■ ACTION ITEM
The listing below must be returned in full and unchanged, without the images it carries.

※

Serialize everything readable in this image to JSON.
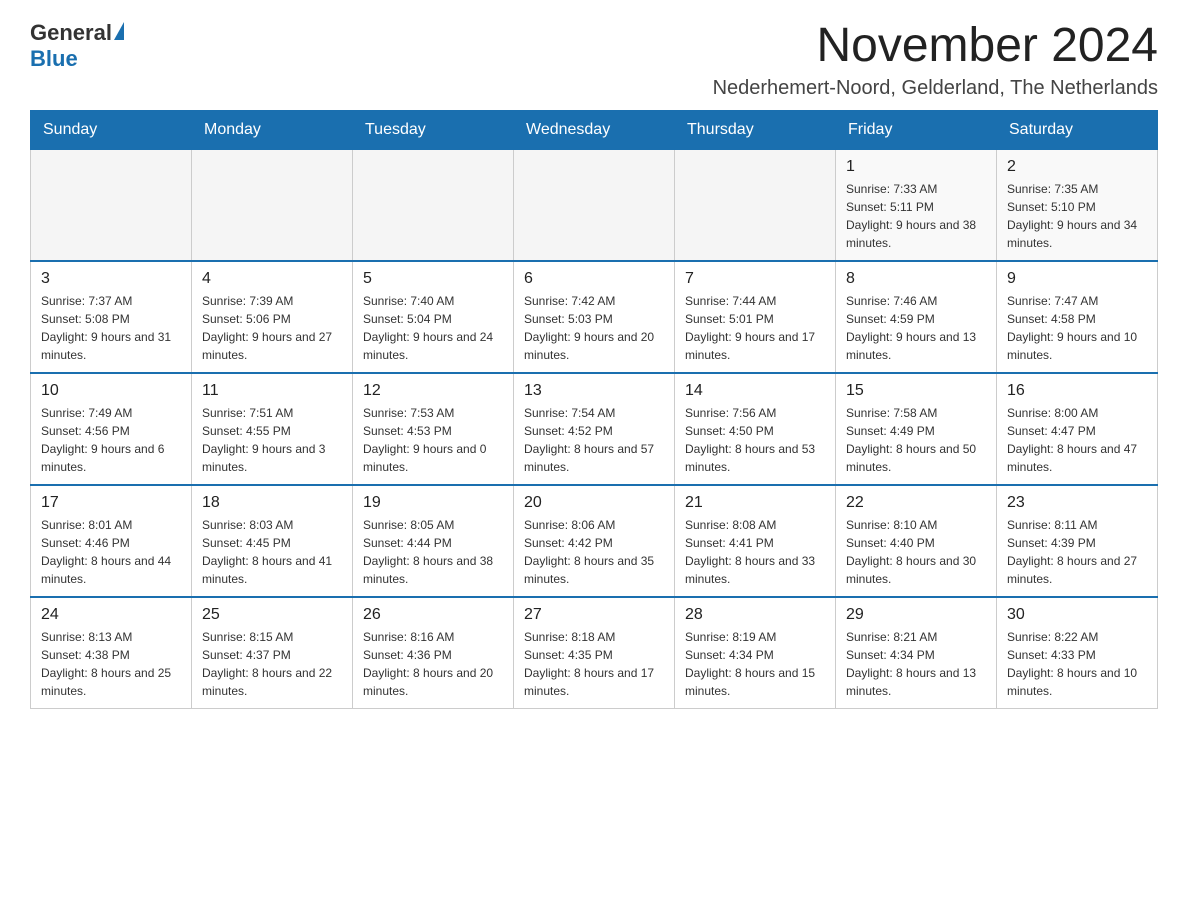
{
  "header": {
    "logo": {
      "general": "General",
      "blue": "Blue"
    },
    "title": "November 2024",
    "subtitle": "Nederhemert-Noord, Gelderland, The Netherlands"
  },
  "weekdays": [
    "Sunday",
    "Monday",
    "Tuesday",
    "Wednesday",
    "Thursday",
    "Friday",
    "Saturday"
  ],
  "weeks": [
    [
      {
        "day": "",
        "info": ""
      },
      {
        "day": "",
        "info": ""
      },
      {
        "day": "",
        "info": ""
      },
      {
        "day": "",
        "info": ""
      },
      {
        "day": "",
        "info": ""
      },
      {
        "day": "1",
        "info": "Sunrise: 7:33 AM\nSunset: 5:11 PM\nDaylight: 9 hours and 38 minutes."
      },
      {
        "day": "2",
        "info": "Sunrise: 7:35 AM\nSunset: 5:10 PM\nDaylight: 9 hours and 34 minutes."
      }
    ],
    [
      {
        "day": "3",
        "info": "Sunrise: 7:37 AM\nSunset: 5:08 PM\nDaylight: 9 hours and 31 minutes."
      },
      {
        "day": "4",
        "info": "Sunrise: 7:39 AM\nSunset: 5:06 PM\nDaylight: 9 hours and 27 minutes."
      },
      {
        "day": "5",
        "info": "Sunrise: 7:40 AM\nSunset: 5:04 PM\nDaylight: 9 hours and 24 minutes."
      },
      {
        "day": "6",
        "info": "Sunrise: 7:42 AM\nSunset: 5:03 PM\nDaylight: 9 hours and 20 minutes."
      },
      {
        "day": "7",
        "info": "Sunrise: 7:44 AM\nSunset: 5:01 PM\nDaylight: 9 hours and 17 minutes."
      },
      {
        "day": "8",
        "info": "Sunrise: 7:46 AM\nSunset: 4:59 PM\nDaylight: 9 hours and 13 minutes."
      },
      {
        "day": "9",
        "info": "Sunrise: 7:47 AM\nSunset: 4:58 PM\nDaylight: 9 hours and 10 minutes."
      }
    ],
    [
      {
        "day": "10",
        "info": "Sunrise: 7:49 AM\nSunset: 4:56 PM\nDaylight: 9 hours and 6 minutes."
      },
      {
        "day": "11",
        "info": "Sunrise: 7:51 AM\nSunset: 4:55 PM\nDaylight: 9 hours and 3 minutes."
      },
      {
        "day": "12",
        "info": "Sunrise: 7:53 AM\nSunset: 4:53 PM\nDaylight: 9 hours and 0 minutes."
      },
      {
        "day": "13",
        "info": "Sunrise: 7:54 AM\nSunset: 4:52 PM\nDaylight: 8 hours and 57 minutes."
      },
      {
        "day": "14",
        "info": "Sunrise: 7:56 AM\nSunset: 4:50 PM\nDaylight: 8 hours and 53 minutes."
      },
      {
        "day": "15",
        "info": "Sunrise: 7:58 AM\nSunset: 4:49 PM\nDaylight: 8 hours and 50 minutes."
      },
      {
        "day": "16",
        "info": "Sunrise: 8:00 AM\nSunset: 4:47 PM\nDaylight: 8 hours and 47 minutes."
      }
    ],
    [
      {
        "day": "17",
        "info": "Sunrise: 8:01 AM\nSunset: 4:46 PM\nDaylight: 8 hours and 44 minutes."
      },
      {
        "day": "18",
        "info": "Sunrise: 8:03 AM\nSunset: 4:45 PM\nDaylight: 8 hours and 41 minutes."
      },
      {
        "day": "19",
        "info": "Sunrise: 8:05 AM\nSunset: 4:44 PM\nDaylight: 8 hours and 38 minutes."
      },
      {
        "day": "20",
        "info": "Sunrise: 8:06 AM\nSunset: 4:42 PM\nDaylight: 8 hours and 35 minutes."
      },
      {
        "day": "21",
        "info": "Sunrise: 8:08 AM\nSunset: 4:41 PM\nDaylight: 8 hours and 33 minutes."
      },
      {
        "day": "22",
        "info": "Sunrise: 8:10 AM\nSunset: 4:40 PM\nDaylight: 8 hours and 30 minutes."
      },
      {
        "day": "23",
        "info": "Sunrise: 8:11 AM\nSunset: 4:39 PM\nDaylight: 8 hours and 27 minutes."
      }
    ],
    [
      {
        "day": "24",
        "info": "Sunrise: 8:13 AM\nSunset: 4:38 PM\nDaylight: 8 hours and 25 minutes."
      },
      {
        "day": "25",
        "info": "Sunrise: 8:15 AM\nSunset: 4:37 PM\nDaylight: 8 hours and 22 minutes."
      },
      {
        "day": "26",
        "info": "Sunrise: 8:16 AM\nSunset: 4:36 PM\nDaylight: 8 hours and 20 minutes."
      },
      {
        "day": "27",
        "info": "Sunrise: 8:18 AM\nSunset: 4:35 PM\nDaylight: 8 hours and 17 minutes."
      },
      {
        "day": "28",
        "info": "Sunrise: 8:19 AM\nSunset: 4:34 PM\nDaylight: 8 hours and 15 minutes."
      },
      {
        "day": "29",
        "info": "Sunrise: 8:21 AM\nSunset: 4:34 PM\nDaylight: 8 hours and 13 minutes."
      },
      {
        "day": "30",
        "info": "Sunrise: 8:22 AM\nSunset: 4:33 PM\nDaylight: 8 hours and 10 minutes."
      }
    ]
  ]
}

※

■ ANSWER AREA
Serialize everything readable in this image to JSON.
{
  "header": {
    "logo": {
      "general": "General",
      "blue": "Blue"
    },
    "title": "November 2024",
    "subtitle": "Nederhemert-Noord, Gelderland, The Netherlands"
  },
  "weekdays": [
    "Sunday",
    "Monday",
    "Tuesday",
    "Wednesday",
    "Thursday",
    "Friday",
    "Saturday"
  ],
  "weeks": [
    [
      {
        "day": "",
        "info": ""
      },
      {
        "day": "",
        "info": ""
      },
      {
        "day": "",
        "info": ""
      },
      {
        "day": "",
        "info": ""
      },
      {
        "day": "",
        "info": ""
      },
      {
        "day": "1",
        "info": "Sunrise: 7:33 AM\nSunset: 5:11 PM\nDaylight: 9 hours and 38 minutes."
      },
      {
        "day": "2",
        "info": "Sunrise: 7:35 AM\nSunset: 5:10 PM\nDaylight: 9 hours and 34 minutes."
      }
    ],
    [
      {
        "day": "3",
        "info": "Sunrise: 7:37 AM\nSunset: 5:08 PM\nDaylight: 9 hours and 31 minutes."
      },
      {
        "day": "4",
        "info": "Sunrise: 7:39 AM\nSunset: 5:06 PM\nDaylight: 9 hours and 27 minutes."
      },
      {
        "day": "5",
        "info": "Sunrise: 7:40 AM\nSunset: 5:04 PM\nDaylight: 9 hours and 24 minutes."
      },
      {
        "day": "6",
        "info": "Sunrise: 7:42 AM\nSunset: 5:03 PM\nDaylight: 9 hours and 20 minutes."
      },
      {
        "day": "7",
        "info": "Sunrise: 7:44 AM\nSunset: 5:01 PM\nDaylight: 9 hours and 17 minutes."
      },
      {
        "day": "8",
        "info": "Sunrise: 7:46 AM\nSunset: 4:59 PM\nDaylight: 9 hours and 13 minutes."
      },
      {
        "day": "9",
        "info": "Sunrise: 7:47 AM\nSunset: 4:58 PM\nDaylight: 9 hours and 10 minutes."
      }
    ],
    [
      {
        "day": "10",
        "info": "Sunrise: 7:49 AM\nSunset: 4:56 PM\nDaylight: 9 hours and 6 minutes."
      },
      {
        "day": "11",
        "info": "Sunrise: 7:51 AM\nSunset: 4:55 PM\nDaylight: 9 hours and 3 minutes."
      },
      {
        "day": "12",
        "info": "Sunrise: 7:53 AM\nSunset: 4:53 PM\nDaylight: 9 hours and 0 minutes."
      },
      {
        "day": "13",
        "info": "Sunrise: 7:54 AM\nSunset: 4:52 PM\nDaylight: 8 hours and 57 minutes."
      },
      {
        "day": "14",
        "info": "Sunrise: 7:56 AM\nSunset: 4:50 PM\nDaylight: 8 hours and 53 minutes."
      },
      {
        "day": "15",
        "info": "Sunrise: 7:58 AM\nSunset: 4:49 PM\nDaylight: 8 hours and 50 minutes."
      },
      {
        "day": "16",
        "info": "Sunrise: 8:00 AM\nSunset: 4:47 PM\nDaylight: 8 hours and 47 minutes."
      }
    ],
    [
      {
        "day": "17",
        "info": "Sunrise: 8:01 AM\nSunset: 4:46 PM\nDaylight: 8 hours and 44 minutes."
      },
      {
        "day": "18",
        "info": "Sunrise: 8:03 AM\nSunset: 4:45 PM\nDaylight: 8 hours and 41 minutes."
      },
      {
        "day": "19",
        "info": "Sunrise: 8:05 AM\nSunset: 4:44 PM\nDaylight: 8 hours and 38 minutes."
      },
      {
        "day": "20",
        "info": "Sunrise: 8:06 AM\nSunset: 4:42 PM\nDaylight: 8 hours and 35 minutes."
      },
      {
        "day": "21",
        "info": "Sunrise: 8:08 AM\nSunset: 4:41 PM\nDaylight: 8 hours and 33 minutes."
      },
      {
        "day": "22",
        "info": "Sunrise: 8:10 AM\nSunset: 4:40 PM\nDaylight: 8 hours and 30 minutes."
      },
      {
        "day": "23",
        "info": "Sunrise: 8:11 AM\nSunset: 4:39 PM\nDaylight: 8 hours and 27 minutes."
      }
    ],
    [
      {
        "day": "24",
        "info": "Sunrise: 8:13 AM\nSunset: 4:38 PM\nDaylight: 8 hours and 25 minutes."
      },
      {
        "day": "25",
        "info": "Sunrise: 8:15 AM\nSunset: 4:37 PM\nDaylight: 8 hours and 22 minutes."
      },
      {
        "day": "26",
        "info": "Sunrise: 8:16 AM\nSunset: 4:36 PM\nDaylight: 8 hours and 20 minutes."
      },
      {
        "day": "27",
        "info": "Sunrise: 8:18 AM\nSunset: 4:35 PM\nDaylight: 8 hours and 17 minutes."
      },
      {
        "day": "28",
        "info": "Sunrise: 8:19 AM\nSunset: 4:34 PM\nDaylight: 8 hours and 15 minutes."
      },
      {
        "day": "29",
        "info": "Sunrise: 8:21 AM\nSunset: 4:34 PM\nDaylight: 8 hours and 13 minutes."
      },
      {
        "day": "30",
        "info": "Sunrise: 8:22 AM\nSunset: 4:33 PM\nDaylight: 8 hours and 10 minutes."
      }
    ]
  ]
}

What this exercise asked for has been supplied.